_SOURCE MATERIAL_
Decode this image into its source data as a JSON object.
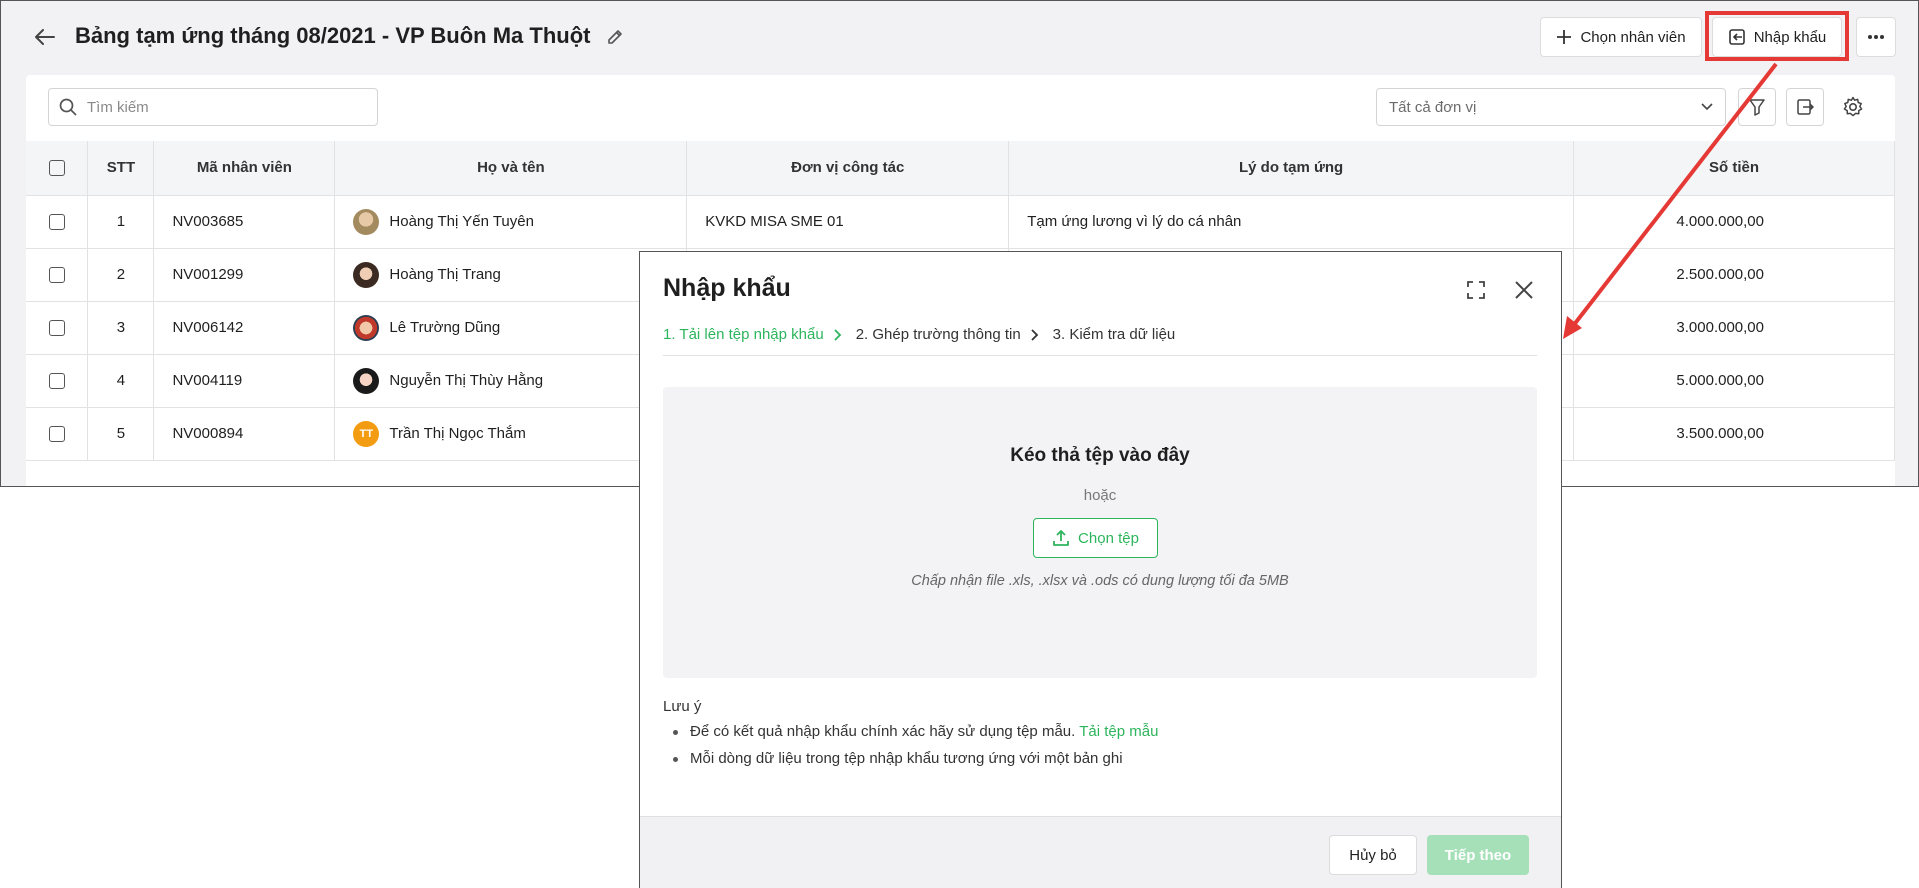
{
  "header": {
    "title": "Bảng tạm ứng tháng 08/2021 - VP Buôn Ma Thuột",
    "select_employee_label": "Chọn nhân viên",
    "import_label": "Nhập khẩu"
  },
  "toolbar": {
    "search_placeholder": "Tìm kiếm",
    "unit_filter_value": "Tất cả đơn vị"
  },
  "table": {
    "columns": [
      "STT",
      "Mã nhân viên",
      "Họ và tên",
      "Đơn vị công tác",
      "Lý do tạm ứng",
      "Số tiền"
    ],
    "rows": [
      {
        "stt": "1",
        "code": "NV003685",
        "name": "Hoàng Thị Yến Tuyên",
        "unit": "KVKD MISA SME 01",
        "reason": "Tạm ứng lương vì lý do cá nhân",
        "amount": "4.000.000,00"
      },
      {
        "stt": "2",
        "code": "NV001299",
        "name": "Hoàng Thị Trang",
        "unit": "",
        "reason": "",
        "amount": "2.500.000,00"
      },
      {
        "stt": "3",
        "code": "NV006142",
        "name": "Lê Trường Dũng",
        "unit": "",
        "reason": "",
        "amount": "3.000.000,00"
      },
      {
        "stt": "4",
        "code": "NV004119",
        "name": "Nguyễn Thị Thùy Hằng",
        "unit": "",
        "reason": "",
        "amount": "5.000.000,00"
      },
      {
        "stt": "5",
        "code": "NV000894",
        "name": "Trần Thị Ngọc Thắm",
        "unit": "",
        "reason": "",
        "amount": "3.500.000,00",
        "avatar_initials": "TT"
      }
    ]
  },
  "modal": {
    "title": "Nhập khẩu",
    "steps": [
      "1. Tải lên tệp nhập khẩu",
      "2. Ghép trường thông tin",
      "3. Kiểm tra dữ liệu"
    ],
    "dropzone": {
      "title": "Kéo thả tệp vào đây",
      "or": "hoặc",
      "button": "Chọn tệp",
      "hint": "Chấp nhận file .xls, .xlsx và .ods có dung lượng tối đa 5MB"
    },
    "note_title": "Lưu ý",
    "note_1": "Để có kết quả nhập khẩu chính xác hãy sử dụng tệp mẫu.",
    "note_1_link": "Tải tệp mẫu",
    "note_2": "Mỗi dòng dữ liệu trong tệp nhập khẩu tương ứng với một bản ghi",
    "cancel_label": "Hủy bỏ",
    "next_label": "Tiếp theo"
  },
  "colors": {
    "accent_green": "#2db55d",
    "highlight_red": "#e53935",
    "disabled_green": "#a6e0b8"
  }
}
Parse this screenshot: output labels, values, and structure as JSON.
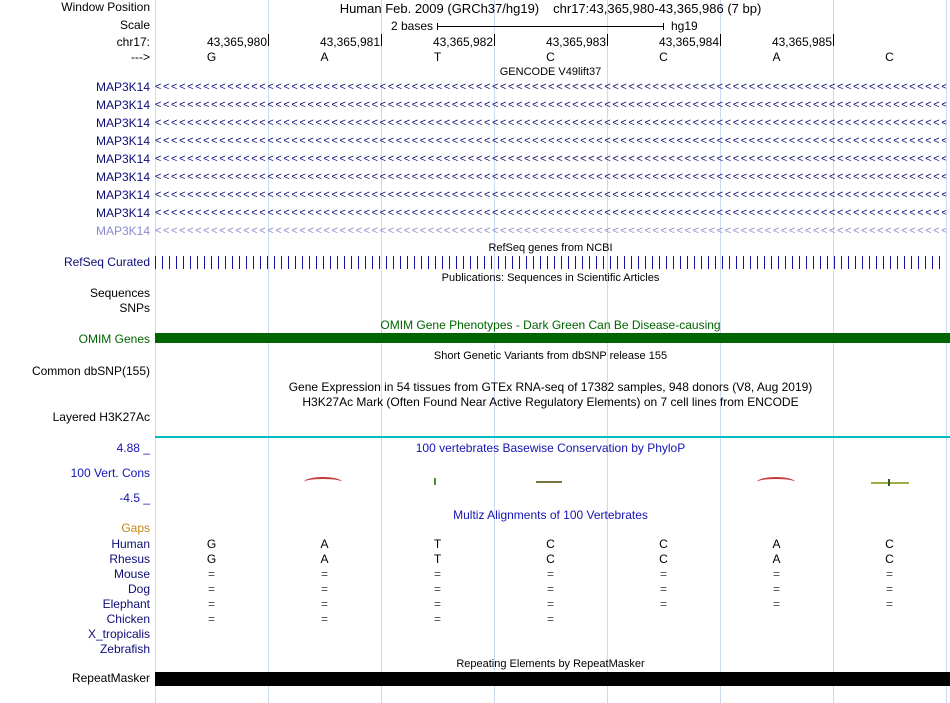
{
  "header": {
    "window_position_label": "Window Position",
    "assembly_title": "Human Feb. 2009 (GRCh37/hg19)",
    "position_range": "chr17:43,365,980-43,365,986 (7 bp)",
    "scale_label": "Scale",
    "scale_value": "2 bases",
    "assembly_short": "hg19",
    "chrom_label": "chr17:",
    "strand_label": "--->"
  },
  "ruler": {
    "coords": [
      "43,365,980",
      "43,365,981",
      "43,365,982",
      "43,365,983",
      "43,365,984",
      "43,365,985"
    ],
    "bases": [
      "G",
      "A",
      "T",
      "C",
      "C",
      "A",
      "C"
    ]
  },
  "colors": {
    "gene_dark_blue": "#0C0C78",
    "gene_light_blue": "#8A8AD0",
    "omim_green": "#006400",
    "h3k27ac_teal": "#00BCBC",
    "conservation_blue": "#1414B4",
    "gaps_orange": "#C38617",
    "repeat_black": "#000000"
  },
  "tracks": {
    "gencode": {
      "title": "GENCODE V49lift37",
      "genes": [
        {
          "label": "MAP3K14",
          "shade": "dark"
        },
        {
          "label": "MAP3K14",
          "shade": "dark"
        },
        {
          "label": "MAP3K14",
          "shade": "dark"
        },
        {
          "label": "MAP3K14",
          "shade": "dark"
        },
        {
          "label": "MAP3K14",
          "shade": "dark"
        },
        {
          "label": "MAP3K14",
          "shade": "dark"
        },
        {
          "label": "MAP3K14",
          "shade": "dark"
        },
        {
          "label": "MAP3K14",
          "shade": "dark"
        },
        {
          "label": "MAP3K14",
          "shade": "light"
        }
      ]
    },
    "refseq": {
      "title": "RefSeq genes from NCBI",
      "label": "RefSeq Curated"
    },
    "publications": {
      "title": "Publications: Sequences in Scientific Articles",
      "sequences_label": "Sequences",
      "snps_label": "SNPs"
    },
    "omim": {
      "title": "OMIM Gene Phenotypes - Dark Green Can Be Disease-causing",
      "label": "OMIM Genes",
      "bar_color": "#006400"
    },
    "dbsnp": {
      "title": "Short Genetic Variants from dbSNP release 155",
      "label": "Common dbSNP(155)"
    },
    "gtex": {
      "title": "Gene Expression in 54 tissues from GTEx RNA-seq of 17382 samples, 948 donors (V8, Aug 2019)"
    },
    "h3k27ac": {
      "title": "H3K27Ac Mark (Often Found Near Active Regulatory Elements) on 7 cell lines from ENCODE",
      "label": "Layered H3K27Ac",
      "line_color": "#00BCBC"
    },
    "phylop": {
      "title": "100 vertebrates Basewise Conservation by PhyloP",
      "label": "100 Vert. Cons",
      "axis_max": "4.88 _",
      "axis_min": "-4.5 _",
      "marks": [
        {
          "base_index": 1,
          "style": "red-arc"
        },
        {
          "base_index": 2,
          "style": "green-tick"
        },
        {
          "base_index": 3,
          "style": "olive-dash"
        },
        {
          "base_index": 5,
          "style": "red-arc"
        },
        {
          "base_index": 6,
          "style": "yellow-green-dash"
        }
      ]
    },
    "multiz": {
      "title": "Multiz Alignments of 100 Vertebrates",
      "gaps_label": "Gaps",
      "species": [
        {
          "name": "Human",
          "cells": [
            "G",
            "A",
            "T",
            "C",
            "C",
            "A",
            "C"
          ]
        },
        {
          "name": "Rhesus",
          "cells": [
            "G",
            "A",
            "T",
            "C",
            "C",
            "A",
            "C"
          ]
        },
        {
          "name": "Mouse",
          "cells": [
            "=",
            "=",
            "=",
            "=",
            "=",
            "=",
            "="
          ]
        },
        {
          "name": "Dog",
          "cells": [
            "=",
            "=",
            "=",
            "=",
            "=",
            "=",
            "="
          ]
        },
        {
          "name": "Elephant",
          "cells": [
            "=",
            "=",
            "=",
            "=",
            "=",
            "=",
            "="
          ]
        },
        {
          "name": "Chicken",
          "cells": [
            "=",
            "=",
            "=",
            "=",
            "",
            "",
            ""
          ]
        },
        {
          "name": "X_tropicalis",
          "cells": [
            "",
            "",
            "",
            "",
            "",
            "",
            ""
          ]
        },
        {
          "name": "Zebrafish",
          "cells": [
            "",
            "",
            "",
            "",
            "",
            "",
            ""
          ]
        }
      ]
    },
    "repeatmasker": {
      "title": "Repeating Elements by RepeatMasker",
      "label": "RepeatMasker",
      "bar_color": "#000000"
    }
  }
}
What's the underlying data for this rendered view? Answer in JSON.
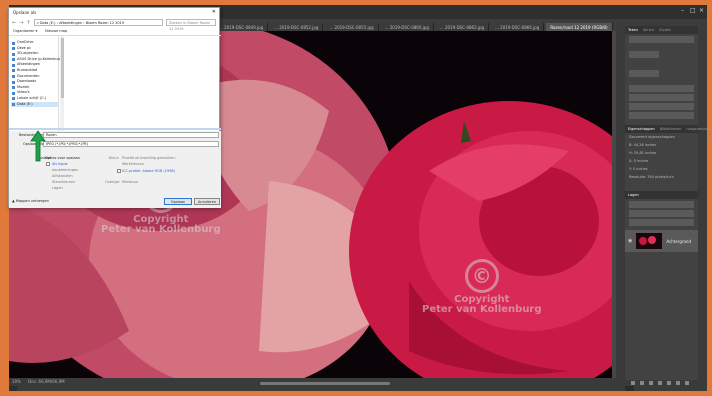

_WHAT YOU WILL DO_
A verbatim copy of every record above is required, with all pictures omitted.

_FINISHED TASK_
Decode this image into its source data as a JSON object.
{
  "header": {
    "title": "Bảng tạm ứng tháng 08/2021 - VP Buôn Ma Thuột",
    "select_employee_label": "Chọn nhân viên",
    "import_label": "Nhập khẩu"
  },
  "toolbar": {
    "search_placeholder": "Tìm kiếm",
    "unit_filter_value": "Tất cả đơn vị"
  },
  "table": {
    "columns": [
      "STT",
      "Mã nhân viên",
      "Họ và tên",
      "Đơn vị công tác",
      "Lý do tạm ứng",
      "Số tiền"
    ],
    "rows": [
      {
        "stt": "1",
        "code": "NV003685",
        "name": "Hoàng Thị Yến Tuyên",
        "unit": "KVKD MISA SME 01",
        "reason": "Tạm ứng lương vì lý do cá nhân",
        "amount": "4.000.000,00"
      },
      {
        "stt": "2",
        "code": "NV001299",
        "name": "Hoàng Thị Trang",
        "unit": "",
        "reason": "",
        "amount": "2.500.000,00"
      },
      {
        "stt": "3",
        "code": "NV006142",
        "name": "Lê Trường Dũng",
        "unit": "",
        "reason": "",
        "amount": "3.000.000,00"
      },
      {
        "stt": "4",
        "code": "NV004119",
        "name": "Nguyễn Thị Thùy Hằng",
        "unit": "",
        "reason": "",
        "amount": "5.000.000,00"
      },
      {
        "stt": "5",
        "code": "NV000894",
        "name": "Trần Thị Ngọc Thắm",
        "unit": "",
        "reason": "",
        "amount": "3.500.000,00",
        "avatar_initials": "TT"
      }
    ]
  },
  "modal": {
    "title": "Nhập khẩu",
    "steps": [
      "1. Tải lên tệp nhập khẩu",
      "2. Ghép trường thông tin",
      "3. Kiểm tra dữ liệu"
    ],
    "dropzone": {
      "title": "Kéo thả tệp vào đây",
      "or": "hoặc",
      "button": "Chọn tệp",
      "hint": "Chấp nhận file .xls, .xlsx và .ods có dung lượng tối đa 5MB"
    },
    "note_title": "Lưu ý",
    "note_1": "Để có kết quả nhập khẩu chính xác hãy sử dụng tệp mẫu.",
    "note_1_link": "Tải tệp mẫu",
    "note_2": "Mỗi dòng dữ liệu trong tệp nhập khẩu tương ứng với một bản ghi",
    "cancel_label": "Hủy bỏ",
    "next_label": "Tiếp theo"
  },
  "colors": {
    "accent_green": "#2db55d",
    "highlight_red": "#e53935",
    "disabled_green": "#a6e0b8"
  }
}
Parse this screenshot: output labels, values, and structure as JSON.
{
  "header": {
    "window_position_label": "Window Position",
    "assembly_title": "Human Feb. 2009 (GRCh37/hg19)",
    "position_range": "chr17:43,365,980-43,365,986 (7 bp)",
    "scale_label": "Scale",
    "scale_value": "2 bases",
    "assembly_short": "hg19",
    "chrom_label": "chr17:",
    "strand_label": "--->"
  },
  "ruler": {
    "coords": [
      "43,365,980",
      "43,365,981",
      "43,365,982",
      "43,365,983",
      "43,365,984",
      "43,365,985"
    ],
    "bases": [
      "G",
      "A",
      "T",
      "C",
      "C",
      "A",
      "C"
    ]
  },
  "colors": {
    "gene_dark_blue": "#0C0C78",
    "gene_light_blue": "#8A8AD0",
    "omim_green": "#006400",
    "h3k27ac_teal": "#00BCBC",
    "conservation_blue": "#1414B4",
    "gaps_orange": "#C38617",
    "repeat_black": "#000000"
  },
  "tracks": {
    "gencode": {
      "title": "GENCODE V49lift37",
      "genes": [
        {
          "label": "MAP3K14",
          "shade": "dark"
        },
        {
          "label": "MAP3K14",
          "shade": "dark"
        },
        {
          "label": "MAP3K14",
          "shade": "dark"
        },
        {
          "label": "MAP3K14",
          "shade": "dark"
        },
        {
          "label": "MAP3K14",
          "shade": "dark"
        },
        {
          "label": "MAP3K14",
          "shade": "dark"
        },
        {
          "label": "MAP3K14",
          "shade": "dark"
        },
        {
          "label": "MAP3K14",
          "shade": "dark"
        },
        {
          "label": "MAP3K14",
          "shade": "light"
        }
      ]
    },
    "refseq": {
      "title": "RefSeq genes from NCBI",
      "label": "RefSeq Curated"
    },
    "publications": {
      "title": "Publications: Sequences in Scientific Articles",
      "sequences_label": "Sequences",
      "snps_label": "SNPs"
    },
    "omim": {
      "title": "OMIM Gene Phenotypes - Dark Green Can Be Disease-causing",
      "label": "OMIM Genes",
      "bar_color": "#006400"
    },
    "dbsnp": {
      "title": "Short Genetic Variants from dbSNP release 155",
      "label": "Common dbSNP(155)"
    },
    "gtex": {
      "title": "Gene Expression in 54 tissues from GTEx RNA-seq of 17382 samples, 948 donors (V8, Aug 2019)"
    },
    "h3k27ac": {
      "title": "H3K27Ac Mark (Often Found Near Active Regulatory Elements) on 7 cell lines from ENCODE",
      "label": "Layered H3K27Ac",
      "line_color": "#00BCBC"
    },
    "phylop": {
      "title": "100 vertebrates Basewise Conservation by PhyloP",
      "label": "100 Vert. Cons",
      "axis_max": "4.88 _",
      "axis_min": "-4.5 _",
      "marks": [
        {
          "base_index": 1,
          "style": "red-arc"
        },
        {
          "base_index": 2,
          "style": "green-tick"
        },
        {
          "base_index": 3,
          "style": "olive-dash"
        },
        {
          "base_index": 5,
          "style": "red-arc"
        },
        {
          "base_index": 6,
          "style": "yellow-green-dash"
        }
      ]
    },
    "multiz": {
      "title": "Multiz Alignments of 100 Vertebrates",
      "gaps_label": "Gaps",
      "species": [
        {
          "name": "Human",
          "cells": [
            "G",
            "A",
            "T",
            "C",
            "C",
            "A",
            "C"
          ]
        },
        {
          "name": "Rhesus",
          "cells": [
            "G",
            "A",
            "T",
            "C",
            "C",
            "A",
            "C"
          ]
        },
        {
          "name": "Mouse",
          "cells": [
            "=",
            "=",
            "=",
            "=",
            "=",
            "=",
            "="
          ]
        },
        {
          "name": "Dog",
          "cells": [
            "=",
            "=",
            "=",
            "=",
            "=",
            "=",
            "="
          ]
        },
        {
          "name": "Elephant",
          "cells": [
            "=",
            "=",
            "=",
            "=",
            "=",
            "=",
            "="
          ]
        },
        {
          "name": "Chicken",
          "cells": [
            "=",
            "=",
            "=",
            "=",
            "",
            "",
            ""
          ]
        },
        {
          "name": "X_tropicalis",
          "cells": [
            "",
            "",
            "",
            "",
            "",
            "",
            ""
          ]
        },
        {
          "name": "Zebrafish",
          "cells": [
            "",
            "",
            "",
            "",
            "",
            "",
            ""
          ]
        }
      ]
    },
    "repeatmasker": {
      "title": "Repeating Elements by RepeatMasker",
      "label": "RepeatMasker",
      "bar_color": "#000000"
    }
  }
}
What's the underlying data for this rendered view? Answer in JSON.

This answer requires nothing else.